DATA FOR THIS TASK
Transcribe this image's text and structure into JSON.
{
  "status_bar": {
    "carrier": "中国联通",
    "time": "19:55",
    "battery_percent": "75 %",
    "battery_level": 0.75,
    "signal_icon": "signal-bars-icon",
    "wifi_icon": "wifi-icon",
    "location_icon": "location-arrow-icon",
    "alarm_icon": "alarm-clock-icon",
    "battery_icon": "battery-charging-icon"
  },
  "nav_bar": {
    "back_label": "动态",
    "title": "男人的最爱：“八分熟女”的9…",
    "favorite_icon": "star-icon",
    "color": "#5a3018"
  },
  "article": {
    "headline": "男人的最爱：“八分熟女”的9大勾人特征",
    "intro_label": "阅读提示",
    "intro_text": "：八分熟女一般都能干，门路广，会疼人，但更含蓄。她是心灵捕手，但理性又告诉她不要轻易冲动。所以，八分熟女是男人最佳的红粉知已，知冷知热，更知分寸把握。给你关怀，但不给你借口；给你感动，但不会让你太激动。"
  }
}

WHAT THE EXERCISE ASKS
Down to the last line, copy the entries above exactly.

ANSWER SPACE
Transcribe this image's text and structure into JSON.
{
  "status_bar": {
    "carrier": "中国联通",
    "time": "19:55",
    "battery_percent": "75 %",
    "battery_level": 0.75,
    "signal_icon": "signal-bars-icon",
    "wifi_icon": "wifi-icon",
    "location_icon": "location-arrow-icon",
    "alarm_icon": "alarm-clock-icon",
    "battery_icon": "battery-charging-icon"
  },
  "nav_bar": {
    "back_label": "动态",
    "title": "男人的最爱：“八分熟女”的9…",
    "favorite_icon": "star-icon",
    "color": "#5a3018"
  },
  "article": {
    "headline": "男人的最爱：“八分熟女”的9大勾人特征",
    "intro_label": "阅读提示",
    "intro_text": "：八分熟女一般都能干，门路广，会疼人，但更含蓄。她是心灵捕手，但理性又告诉她不要轻易冲动。所以，八分熟女是男人最佳的红粉知已，知冷知热，更知分寸把握。给你关怀，但不给你借口；给你感动，但不会让你太激动。"
  }
}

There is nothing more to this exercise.